WHAT YOU WILL DO.
The answer must consist of every line below that holds the word "Network".

Content starts

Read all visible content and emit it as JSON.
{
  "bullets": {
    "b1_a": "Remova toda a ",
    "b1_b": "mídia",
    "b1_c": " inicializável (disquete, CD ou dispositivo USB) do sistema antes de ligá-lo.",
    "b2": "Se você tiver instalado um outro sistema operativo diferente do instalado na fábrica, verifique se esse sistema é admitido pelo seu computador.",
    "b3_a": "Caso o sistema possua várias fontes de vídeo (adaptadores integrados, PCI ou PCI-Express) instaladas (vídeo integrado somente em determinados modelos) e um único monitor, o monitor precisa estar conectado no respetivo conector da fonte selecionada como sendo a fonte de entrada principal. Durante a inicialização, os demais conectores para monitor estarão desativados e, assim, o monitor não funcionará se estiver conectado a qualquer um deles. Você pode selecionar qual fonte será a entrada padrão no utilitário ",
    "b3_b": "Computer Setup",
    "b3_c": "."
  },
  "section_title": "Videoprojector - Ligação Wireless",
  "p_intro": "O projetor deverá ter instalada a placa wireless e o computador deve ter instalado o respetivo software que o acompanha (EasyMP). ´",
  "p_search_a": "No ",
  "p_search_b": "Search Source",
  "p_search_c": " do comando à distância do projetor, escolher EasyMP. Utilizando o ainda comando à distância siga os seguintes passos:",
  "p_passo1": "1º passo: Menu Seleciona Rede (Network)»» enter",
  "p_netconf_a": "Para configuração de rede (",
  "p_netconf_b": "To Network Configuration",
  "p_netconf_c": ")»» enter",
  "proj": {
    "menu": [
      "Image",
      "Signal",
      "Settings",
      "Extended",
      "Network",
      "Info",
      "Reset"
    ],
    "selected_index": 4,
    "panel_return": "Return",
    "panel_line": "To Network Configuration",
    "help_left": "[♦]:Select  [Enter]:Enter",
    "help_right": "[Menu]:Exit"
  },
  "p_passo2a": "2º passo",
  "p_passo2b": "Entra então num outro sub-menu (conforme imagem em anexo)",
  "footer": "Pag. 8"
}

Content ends

RESPONSE.
  "p_passo1": "1º passo: Menu Seleciona Rede (Network)»» enter",
  "p_netconf_b": "To Network Configuration",
      "Network",
    "panel_line": "To Network Configuration",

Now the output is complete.